■ Exercise goal ■
Search the data for "placeholder". Return each matching line.

(Records for this task Opens)

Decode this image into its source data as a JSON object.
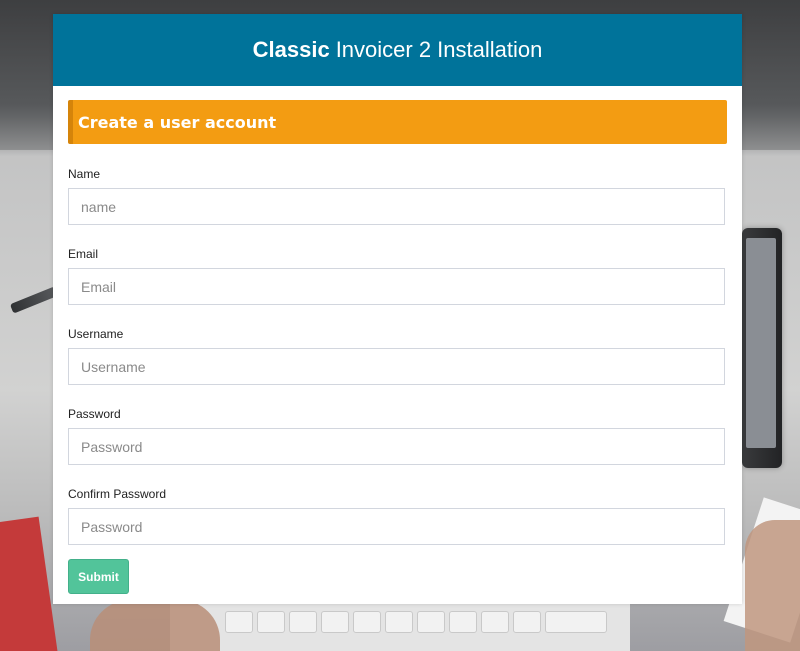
{
  "header": {
    "brand": "Classic",
    "title": "Invoicer 2 Installation"
  },
  "section": {
    "title": "Create a user account"
  },
  "form": {
    "fields": [
      {
        "label": "Name",
        "placeholder": "name",
        "type": "text"
      },
      {
        "label": "Email",
        "placeholder": "Email",
        "type": "email"
      },
      {
        "label": "Username",
        "placeholder": "Username",
        "type": "text"
      },
      {
        "label": "Password",
        "placeholder": "Password",
        "type": "password"
      },
      {
        "label": "Confirm Password",
        "placeholder": "Password",
        "type": "password"
      }
    ],
    "submit_label": "Submit"
  },
  "colors": {
    "header_bg": "#00739a",
    "banner_bg": "#f39c12",
    "submit_bg": "#52c49a"
  }
}
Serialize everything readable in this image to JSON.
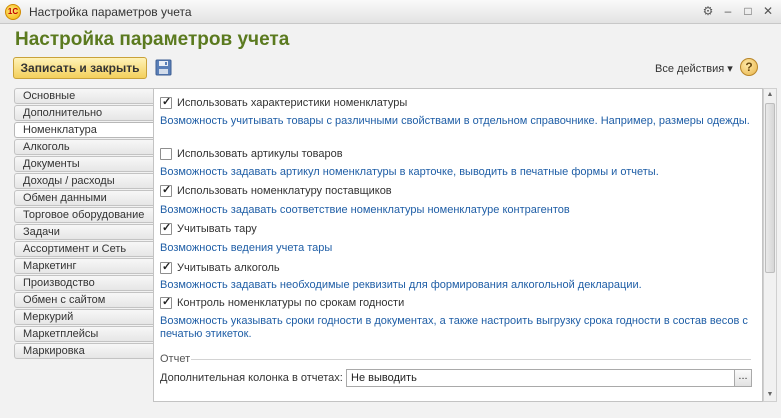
{
  "window": {
    "title": "Настройка параметров учета",
    "app_badge": "1С",
    "controls": [
      "⚙",
      "–",
      "□",
      "✕"
    ]
  },
  "header": {
    "title": "Настройка параметров учета"
  },
  "toolbar": {
    "write_close_label": "Записать и закрыть",
    "all_actions_label": "Все действия ▾",
    "help_label": "?"
  },
  "tabs": [
    {
      "label": "Основные",
      "active": false
    },
    {
      "label": "Дополнительно",
      "active": false
    },
    {
      "label": "Номенклатура",
      "active": true
    },
    {
      "label": "Алкоголь",
      "active": false
    },
    {
      "label": "Документы",
      "active": false
    },
    {
      "label": "Доходы / расходы",
      "active": false
    },
    {
      "label": "Обмен данными",
      "active": false
    },
    {
      "label": "Торговое оборудование",
      "active": false
    },
    {
      "label": "Задачи",
      "active": false
    },
    {
      "label": "Ассортимент и Сеть",
      "active": false
    },
    {
      "label": "Маркетинг",
      "active": false
    },
    {
      "label": "Производство",
      "active": false
    },
    {
      "label": "Обмен с сайтом",
      "active": false
    },
    {
      "label": "Меркурий",
      "active": false
    },
    {
      "label": "Маркетплейсы",
      "active": false
    },
    {
      "label": "Маркировка",
      "active": false
    }
  ],
  "settings": [
    {
      "label": "Использовать характеристики номенклатуры",
      "checked": true,
      "hint": "Возможность учитывать товары с различными свойствами в отдельном справочнике. Например, размеры одежды."
    },
    {
      "label": "Использовать артикулы товаров",
      "checked": false,
      "hint": "Возможность задавать артикул номенклатуры в карточке, выводить в печатные формы и отчеты."
    },
    {
      "label": "Использовать номенклатуру поставщиков",
      "checked": true,
      "hint": "Возможность задавать соответствие номенклатуры номенклатуре контрагентов"
    },
    {
      "label": "Учитывать тару",
      "checked": true,
      "hint": "Возможность ведения учета тары"
    },
    {
      "label": "Учитывать алкоголь",
      "checked": true,
      "hint": "Возможность задавать необходимые реквизиты для формирования алкогольной декларации."
    },
    {
      "label": "Контроль номенклатуры по срокам годности",
      "checked": true,
      "hint": "Возможность указывать сроки годности в документах, а также настроить выгрузку срока годности в состав весов с печатью этикеток."
    }
  ],
  "report_group": {
    "title": "Отчет",
    "field_label": "Дополнительная колонка в отчетах:",
    "field_value": "Не выводить",
    "field_button": "..."
  }
}
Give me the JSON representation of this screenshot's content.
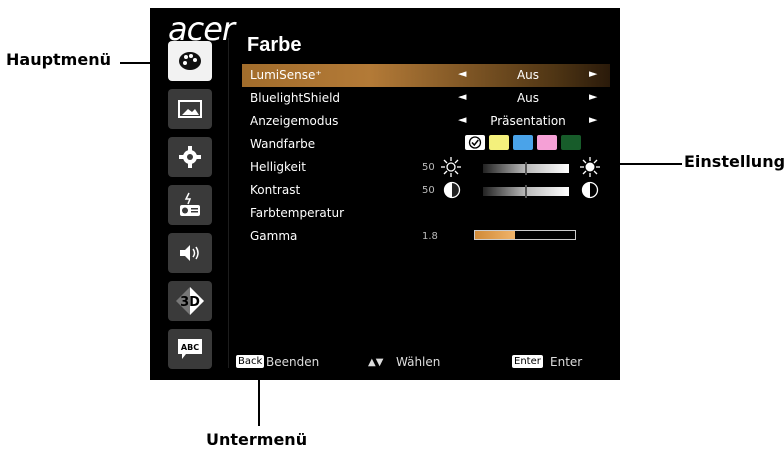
{
  "callouts": {
    "main_menu": "Hauptmenü",
    "setting": "Einstellung",
    "sub_menu": "Untermenü"
  },
  "osd": {
    "brand": "acer",
    "title": "Farbe",
    "sidebar": [
      {
        "icon": "palette-icon",
        "active": true
      },
      {
        "icon": "image-icon",
        "active": false
      },
      {
        "icon": "gear-icon",
        "active": false
      },
      {
        "icon": "projector-management-icon",
        "active": false
      },
      {
        "icon": "speaker-icon",
        "active": false
      },
      {
        "icon": "3d-icon",
        "active": false,
        "text": "3D"
      },
      {
        "icon": "language-icon",
        "active": false,
        "text": "ABC"
      }
    ],
    "menu": [
      {
        "label": "LumiSense⁺",
        "value": "Aus",
        "highlight": true
      },
      {
        "label": "BluelightShield",
        "value": "Aus"
      },
      {
        "label": "Anzeigemodus",
        "value": "Präsentation"
      },
      {
        "label": "Wandfarbe"
      },
      {
        "label": "Helligkeit",
        "number": "50"
      },
      {
        "label": "Kontrast",
        "number": "50"
      },
      {
        "label": "Farbtemperatur"
      },
      {
        "label": "Gamma",
        "number": "1.8"
      }
    ],
    "arrows": {
      "left": "◄",
      "right": "►"
    },
    "wall_colors": [
      "#ffffff",
      "#f4f07c",
      "#4aa3e9",
      "#f5a0d6",
      "#175c2a"
    ],
    "gamma_level": 0.4,
    "footer": {
      "back_key": "Back",
      "back_label": "Beenden",
      "select_keys": "▲▼",
      "select_label": "Wählen",
      "enter_key": "Enter",
      "enter_label": "Enter"
    }
  }
}
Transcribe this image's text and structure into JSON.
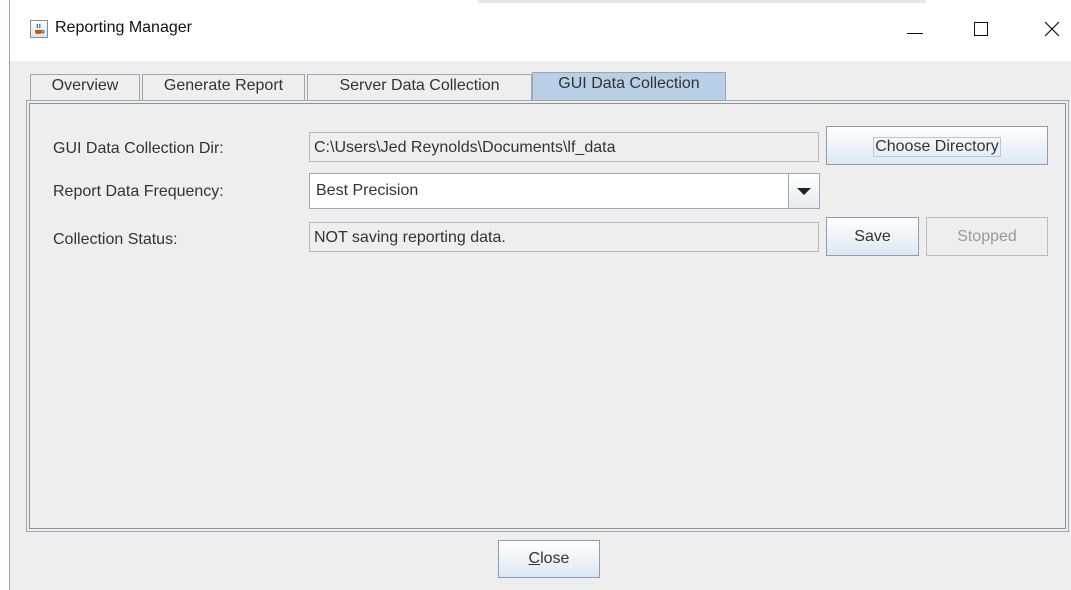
{
  "window": {
    "title": "Reporting Manager"
  },
  "tabs": [
    {
      "label": "Overview"
    },
    {
      "label": "Generate Report"
    },
    {
      "label": "Server Data Collection"
    },
    {
      "label": "GUI Data Collection"
    }
  ],
  "selected_tab": "GUI Data Collection",
  "gui_data_collection": {
    "dir_label": "GUI Data Collection Dir:",
    "dir_value": "C:\\Users\\Jed Reynolds\\Documents\\lf_data",
    "choose_directory_label": "Choose Directory",
    "frequency_label": "Report Data Frequency:",
    "frequency_value": "Best Precision",
    "status_label": "Collection Status:",
    "status_value": "NOT saving reporting data.",
    "save_label": "Save",
    "stopped_label": "Stopped"
  },
  "footer": {
    "close_label": "Close"
  },
  "colors": {
    "panel_background": "#eeeeee",
    "selected_tab": "#b8cfe5",
    "border": "#9fa6ad"
  },
  "icons": {
    "app": "java-coffee-icon",
    "minimize": "minimize-icon",
    "maximize": "maximize-icon",
    "close": "close-icon",
    "dropdown": "chevron-down-icon"
  }
}
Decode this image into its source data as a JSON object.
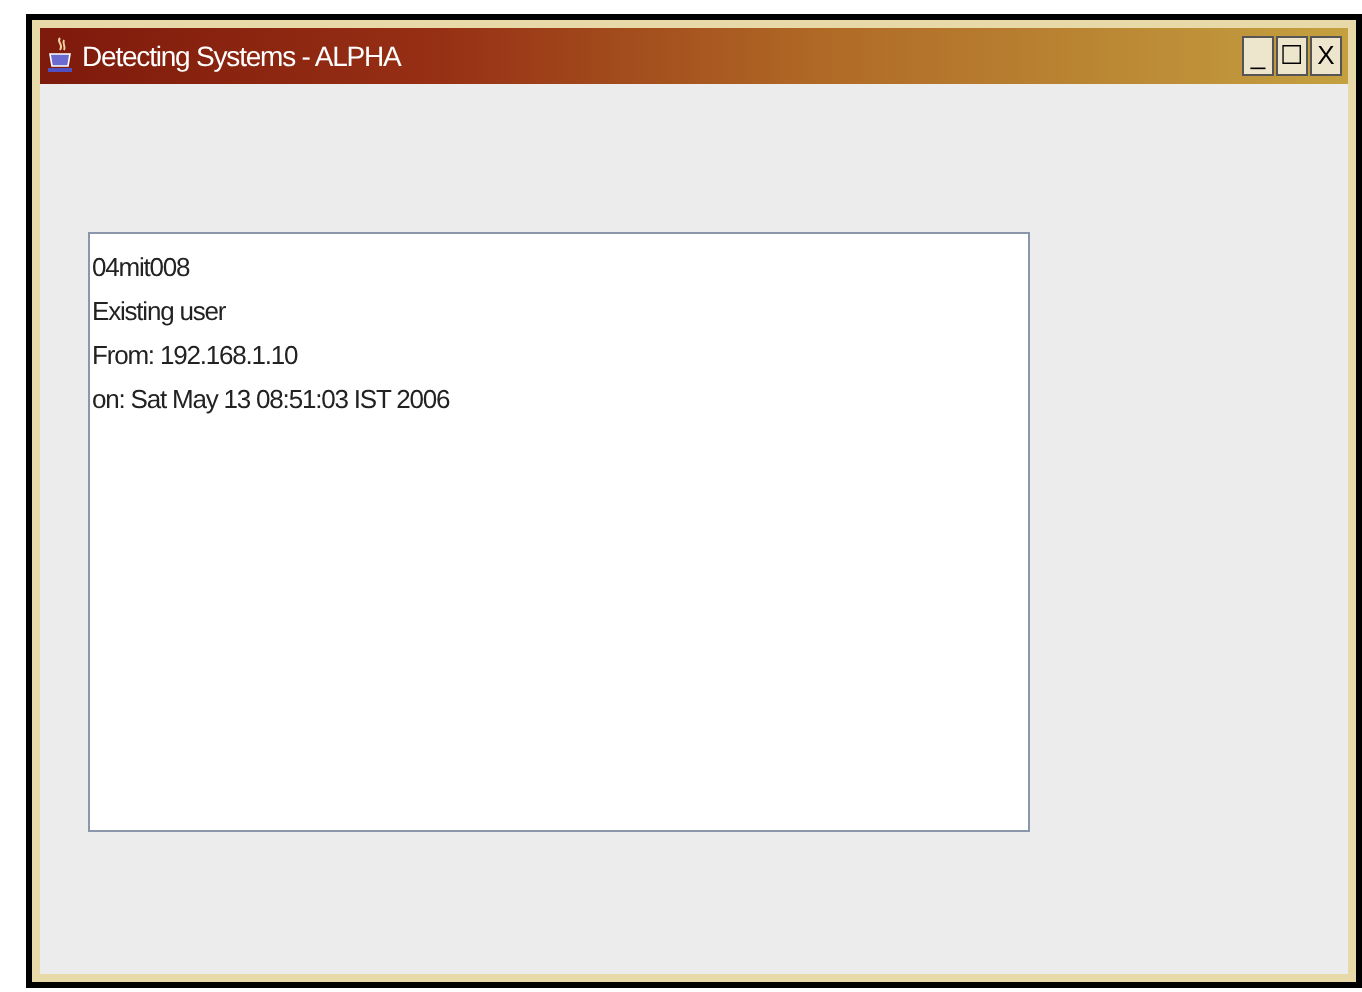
{
  "window": {
    "title": "Detecting Systems - ALPHA",
    "controls": [
      "_",
      "☐",
      "X"
    ]
  },
  "text_area": {
    "lines": [
      "04mit008",
      "Existing user",
      "From: 192.168.1.10",
      "on: Sat May 13 08:51:03 IST 2006"
    ]
  }
}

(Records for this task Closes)

■ Answer to the exercise ■
        "placeholder": "name",
        "placeholder": "Email",
        "placeholder": "Username",
        "placeholder": "Password",
        "placeholder": "Password",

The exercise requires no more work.